Task to carry out
Please print out every line of the material, unchanged.

Given records
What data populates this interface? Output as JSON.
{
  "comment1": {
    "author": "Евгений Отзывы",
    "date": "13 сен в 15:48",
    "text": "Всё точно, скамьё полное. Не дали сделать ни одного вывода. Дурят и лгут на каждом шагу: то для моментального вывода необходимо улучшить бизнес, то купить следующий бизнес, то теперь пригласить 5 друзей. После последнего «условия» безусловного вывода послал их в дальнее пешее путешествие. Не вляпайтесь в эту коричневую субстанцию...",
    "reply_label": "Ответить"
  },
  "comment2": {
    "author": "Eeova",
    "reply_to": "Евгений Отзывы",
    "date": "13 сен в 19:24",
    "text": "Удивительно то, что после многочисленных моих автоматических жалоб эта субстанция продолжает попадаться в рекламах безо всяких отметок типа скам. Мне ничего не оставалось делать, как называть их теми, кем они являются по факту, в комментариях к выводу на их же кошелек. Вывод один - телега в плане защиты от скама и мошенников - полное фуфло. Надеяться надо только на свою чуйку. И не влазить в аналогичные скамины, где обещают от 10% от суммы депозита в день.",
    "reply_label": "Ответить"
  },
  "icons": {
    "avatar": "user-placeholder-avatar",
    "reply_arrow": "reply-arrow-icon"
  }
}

Task answer
What data populates this interface? Output as JSON.
{
  "comment1": {
    "author": "Евгений Отзывы",
    "date": "13 сен в 15:48",
    "text": "Всё точно, скамьё полное. Не дали сделать ни одного вывода. Дурят и лгут на каждом шагу: то для моментального вывода необходимо улучшить бизнес, то купить следующий бизнес, то теперь пригласить 5 друзей. После последнего «условия» безусловного вывода послал их в дальнее пешее путешествие. Не вляпайтесь в эту коричневую субстанцию...",
    "reply_label": "Ответить"
  },
  "comment2": {
    "author": "Eeova",
    "reply_to": "Евгений Отзывы",
    "date": "13 сен в 19:24",
    "text": "Удивительно то, что после многочисленных моих автоматических жалоб эта субстанция продолжает попадаться в рекламах безо всяких отметок типа скам. Мне ничего не оставалось делать, как называть их теми, кем они являются по факту, в комментариях к выводу на их же кошелек. Вывод один - телега в плане защиты от скама и мошенников - полное фуфло. Надеяться надо только на свою чуйку. И не влазить в аналогичные скамины, где обещают от 10% от суммы депозита в день.",
    "reply_label": "Ответить"
  },
  "icons": {
    "avatar": "user-placeholder-avatar",
    "reply_arrow": "reply-arrow-icon"
  }
}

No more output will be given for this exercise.